In this week’s Dispatches from The Secret Library, Dr Oliver Tearle reviews a classic fantasy novel that responds to the epic poem Beowulf
History, they say, is written by the victors. Although this isn’t universally true – there are many testaments and narratives by those who were on the losing side, or who were victim to tyrannies or empires which overran or subjugated them – it’s certainly broadly true of literature. If we think of Anglo-Saxon literature, for every ‘Battle of Maldon’ – the poem telling of the Saxons’ defeat at the hands of the Vikings in Essex in 991 – there are many examples of triumph, victory, and glory, of which Beowulf is the supreme example.
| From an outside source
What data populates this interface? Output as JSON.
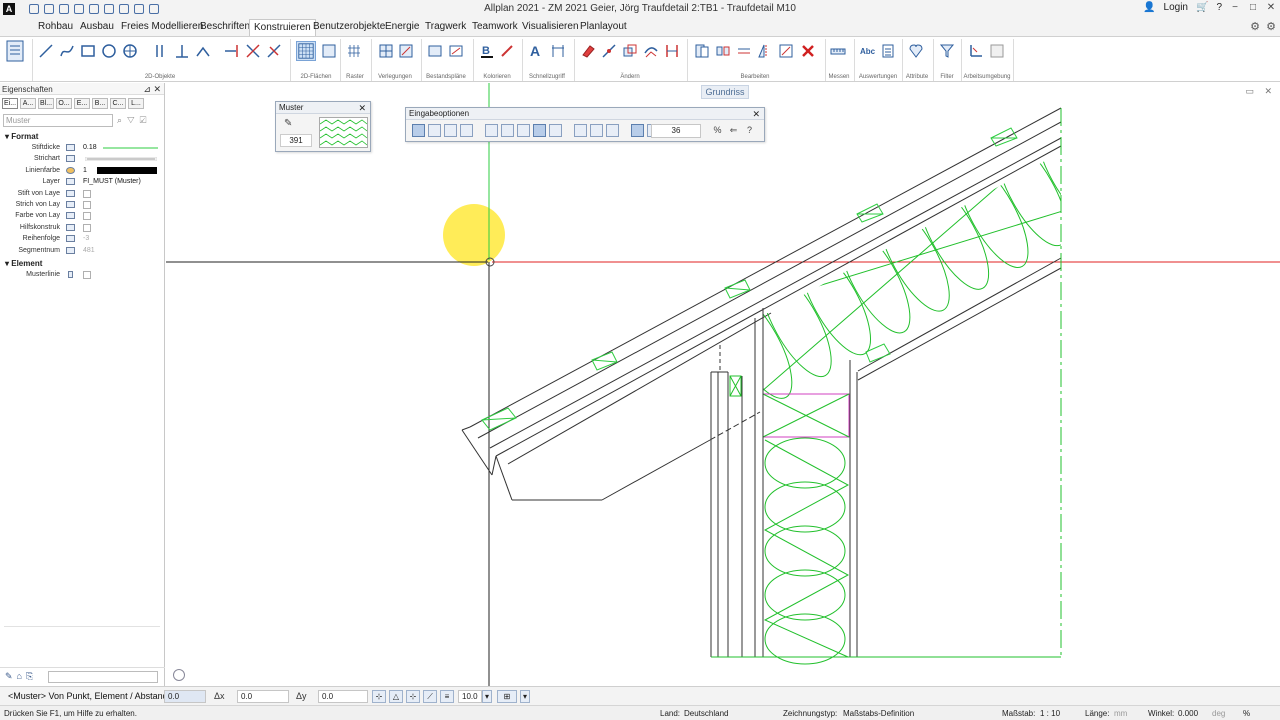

Beowulf is a fascinating poem in itself. It was effectively lost for the best part of a millennium, and it would have been lost from literary history altogether if it hadn’t been for one nineteenth-century scholar who made a copy of the single surviving manuscript, shortly before that manuscript was badly damaged in a fire.